**Task description:** The answer should be every line below, repeated exactly, with the images left out.

(Stored data)

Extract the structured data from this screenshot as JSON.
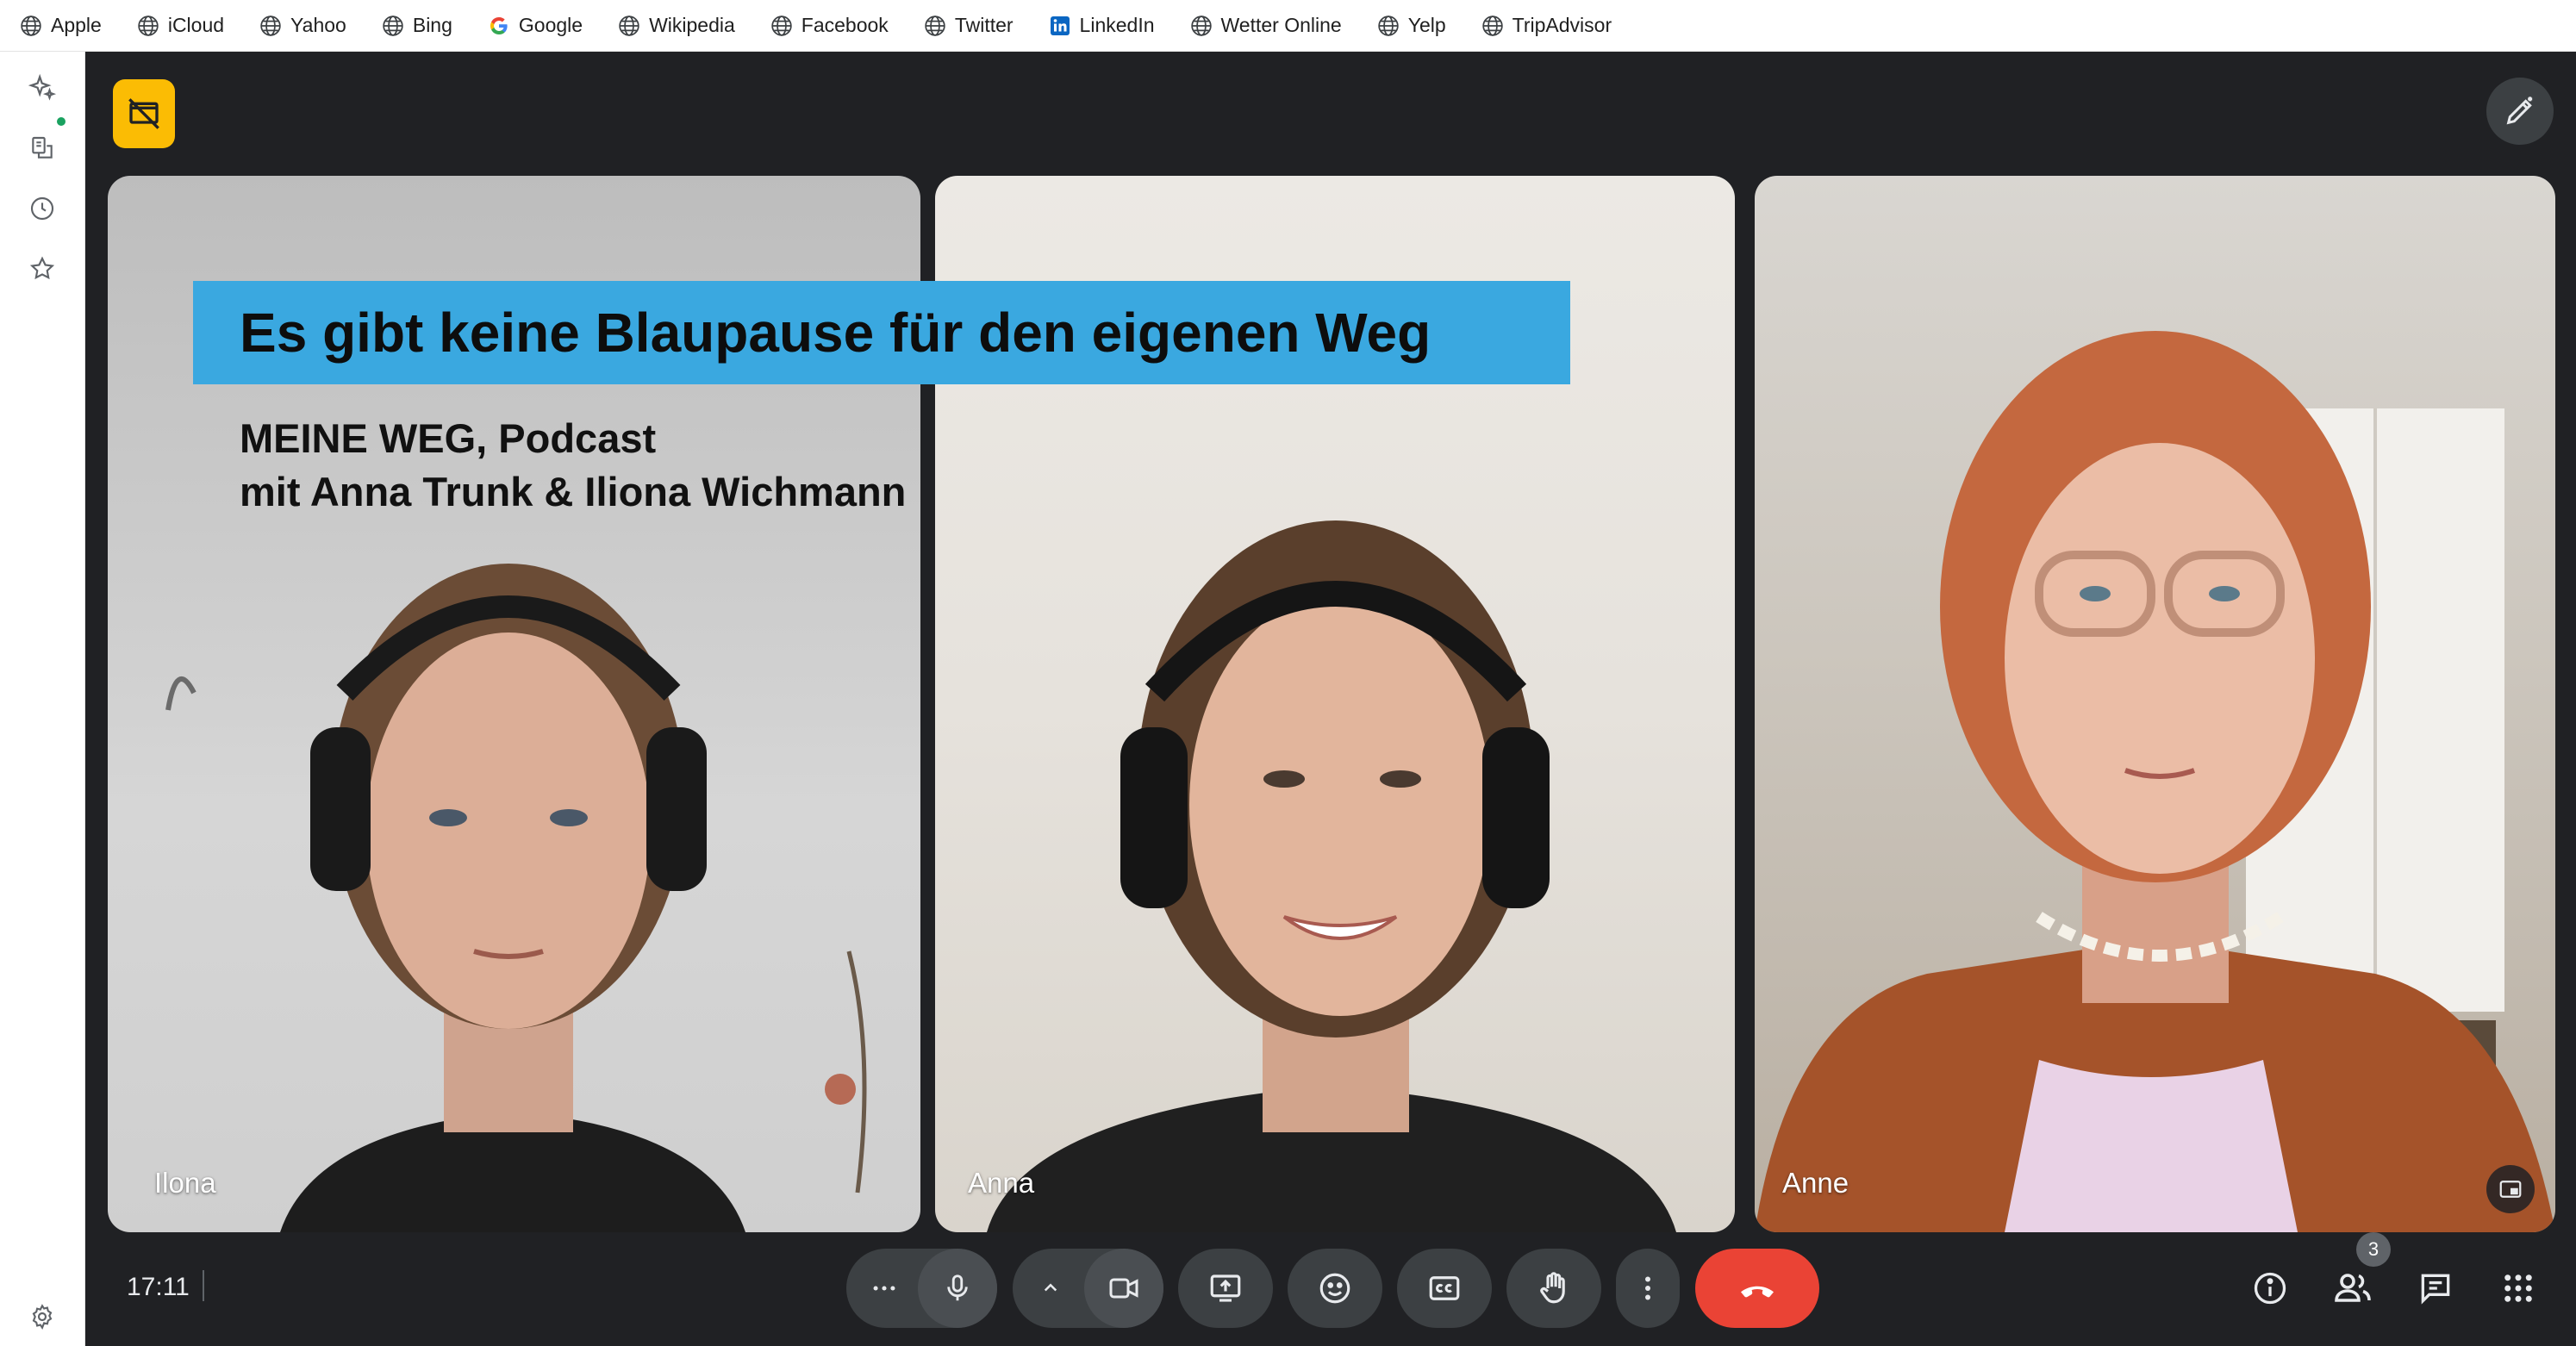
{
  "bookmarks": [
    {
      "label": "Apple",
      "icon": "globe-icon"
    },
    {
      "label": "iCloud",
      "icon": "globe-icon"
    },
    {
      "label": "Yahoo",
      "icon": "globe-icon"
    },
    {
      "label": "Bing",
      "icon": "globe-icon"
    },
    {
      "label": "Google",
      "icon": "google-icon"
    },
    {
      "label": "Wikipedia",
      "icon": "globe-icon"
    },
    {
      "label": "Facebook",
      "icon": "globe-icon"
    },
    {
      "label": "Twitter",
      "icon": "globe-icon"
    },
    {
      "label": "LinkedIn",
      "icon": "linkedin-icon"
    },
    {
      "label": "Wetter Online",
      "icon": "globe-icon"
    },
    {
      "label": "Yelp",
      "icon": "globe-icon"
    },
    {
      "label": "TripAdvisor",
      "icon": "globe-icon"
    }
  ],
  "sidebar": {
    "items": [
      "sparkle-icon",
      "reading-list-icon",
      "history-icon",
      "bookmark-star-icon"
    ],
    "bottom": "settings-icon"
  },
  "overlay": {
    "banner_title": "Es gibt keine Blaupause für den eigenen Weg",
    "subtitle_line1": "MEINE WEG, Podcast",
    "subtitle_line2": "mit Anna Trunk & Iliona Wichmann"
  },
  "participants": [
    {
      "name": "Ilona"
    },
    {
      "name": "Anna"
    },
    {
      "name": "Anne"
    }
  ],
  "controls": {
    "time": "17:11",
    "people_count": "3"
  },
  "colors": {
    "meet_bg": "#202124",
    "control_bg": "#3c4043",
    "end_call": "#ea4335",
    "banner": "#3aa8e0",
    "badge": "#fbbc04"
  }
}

**Answer space:**
Extract the structured data from this screenshot as JSON.
{
  "bookmarks": [
    {
      "label": "Apple",
      "icon": "globe-icon"
    },
    {
      "label": "iCloud",
      "icon": "globe-icon"
    },
    {
      "label": "Yahoo",
      "icon": "globe-icon"
    },
    {
      "label": "Bing",
      "icon": "globe-icon"
    },
    {
      "label": "Google",
      "icon": "google-icon"
    },
    {
      "label": "Wikipedia",
      "icon": "globe-icon"
    },
    {
      "label": "Facebook",
      "icon": "globe-icon"
    },
    {
      "label": "Twitter",
      "icon": "globe-icon"
    },
    {
      "label": "LinkedIn",
      "icon": "linkedin-icon"
    },
    {
      "label": "Wetter Online",
      "icon": "globe-icon"
    },
    {
      "label": "Yelp",
      "icon": "globe-icon"
    },
    {
      "label": "TripAdvisor",
      "icon": "globe-icon"
    }
  ],
  "sidebar": {
    "items": [
      "sparkle-icon",
      "reading-list-icon",
      "history-icon",
      "bookmark-star-icon"
    ],
    "bottom": "settings-icon"
  },
  "overlay": {
    "banner_title": "Es gibt keine Blaupause für den eigenen Weg",
    "subtitle_line1": "MEINE WEG, Podcast",
    "subtitle_line2": "mit Anna Trunk & Iliona Wichmann"
  },
  "participants": [
    {
      "name": "Ilona"
    },
    {
      "name": "Anna"
    },
    {
      "name": "Anne"
    }
  ],
  "controls": {
    "time": "17:11",
    "people_count": "3"
  },
  "colors": {
    "meet_bg": "#202124",
    "control_bg": "#3c4043",
    "end_call": "#ea4335",
    "banner": "#3aa8e0",
    "badge": "#fbbc04"
  }
}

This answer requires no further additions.